Bruce Springsteen dedicated a park in his New Jersey hometown over the weekend in honor of a resident who supported the town's youth and took in the Boss' first band.
Bruce Springsteen dedicated a park in his New Jersey hometown over the weekend in honor of a resident who supported the town's youth and took in the Boss' first band. Former Castiles bandmate George Theiss joined Springsteen at Saturday's ceremony in Freehold, paying tribute to Gordon "Tex" Vinyard, who in the 1960s let the fledging group practice their repertoire of Beatles and Rolling Stones tunes at a duplex he owned.
"Tex was someone who opened his house completely and let us come in and turn it up as loud as we wanted when everybody else was trying to get us to turn it down," Springsteen said of Vinyard, who died in 1988.

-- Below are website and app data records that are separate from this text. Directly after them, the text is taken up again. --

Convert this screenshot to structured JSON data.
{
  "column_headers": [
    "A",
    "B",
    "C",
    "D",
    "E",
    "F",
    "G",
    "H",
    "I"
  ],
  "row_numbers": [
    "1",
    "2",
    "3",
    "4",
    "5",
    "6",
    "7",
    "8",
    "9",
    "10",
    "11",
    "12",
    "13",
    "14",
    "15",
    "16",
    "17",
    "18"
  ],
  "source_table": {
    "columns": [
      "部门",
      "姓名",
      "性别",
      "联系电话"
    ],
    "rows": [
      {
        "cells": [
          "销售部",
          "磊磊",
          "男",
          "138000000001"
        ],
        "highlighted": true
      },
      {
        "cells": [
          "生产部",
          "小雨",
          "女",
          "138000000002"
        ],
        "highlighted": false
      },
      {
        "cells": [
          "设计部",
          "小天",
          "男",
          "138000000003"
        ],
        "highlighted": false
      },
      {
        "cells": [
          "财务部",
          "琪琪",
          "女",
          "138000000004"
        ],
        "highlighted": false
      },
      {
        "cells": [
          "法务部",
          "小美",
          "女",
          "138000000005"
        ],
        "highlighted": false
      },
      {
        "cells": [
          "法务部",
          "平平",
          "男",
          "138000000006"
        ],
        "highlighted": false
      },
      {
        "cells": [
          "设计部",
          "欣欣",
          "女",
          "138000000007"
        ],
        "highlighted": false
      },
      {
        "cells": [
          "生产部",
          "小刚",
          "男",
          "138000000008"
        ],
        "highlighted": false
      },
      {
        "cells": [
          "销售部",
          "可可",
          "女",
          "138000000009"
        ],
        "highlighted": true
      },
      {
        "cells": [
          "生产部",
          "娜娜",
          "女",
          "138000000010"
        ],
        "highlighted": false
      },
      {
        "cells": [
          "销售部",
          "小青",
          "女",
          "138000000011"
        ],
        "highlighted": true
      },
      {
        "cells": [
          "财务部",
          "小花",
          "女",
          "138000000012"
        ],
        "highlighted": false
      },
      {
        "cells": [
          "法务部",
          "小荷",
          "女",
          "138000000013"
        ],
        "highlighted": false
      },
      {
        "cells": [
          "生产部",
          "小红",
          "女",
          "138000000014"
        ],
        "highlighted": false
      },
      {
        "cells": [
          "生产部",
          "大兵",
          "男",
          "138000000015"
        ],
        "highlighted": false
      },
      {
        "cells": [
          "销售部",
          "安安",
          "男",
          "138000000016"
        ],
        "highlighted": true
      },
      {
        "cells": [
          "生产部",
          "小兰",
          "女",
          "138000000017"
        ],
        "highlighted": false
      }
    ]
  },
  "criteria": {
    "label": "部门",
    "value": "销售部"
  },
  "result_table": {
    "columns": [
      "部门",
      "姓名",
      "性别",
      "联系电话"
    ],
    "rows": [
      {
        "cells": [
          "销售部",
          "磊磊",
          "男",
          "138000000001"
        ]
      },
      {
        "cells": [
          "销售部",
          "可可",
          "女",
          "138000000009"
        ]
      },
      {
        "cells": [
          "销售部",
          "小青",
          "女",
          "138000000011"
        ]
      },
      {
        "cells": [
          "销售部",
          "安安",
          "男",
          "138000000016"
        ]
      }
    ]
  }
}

Theiss said the band's association with Vinyard and his wife, Marion, began in the opposite fashion. Theiss and the band's drummer were practicing next door when Vinyard came over to complain about the noise. "We just started talking about music, he took an interest and became our manager," Theiss told the Asbury Park Sunday Press.
The Vinyards were like second parents to the band. "They fed us, talked to us, bought us guitar strings and whatever else we needed to make music," Theiss said.
Springsteen said the couple's influence on his musical development is immeasurable. Vinyard cosigned a loan so Springsteen could buy a decent guitar and amplifier. "They are the unsung heroes of rock 'n' roll without which we wouldn't have had a place to practice and hone our craft," he said.
Marion Vinyard remembers when her husband brought the Castiles home. "I said OK. I guess it's because I never had kids, and I enjoyed them," she said.
Copyright 2002 Associated Press. All rights reserved. This material may not be published, broadcast, rewritten, or redistributed.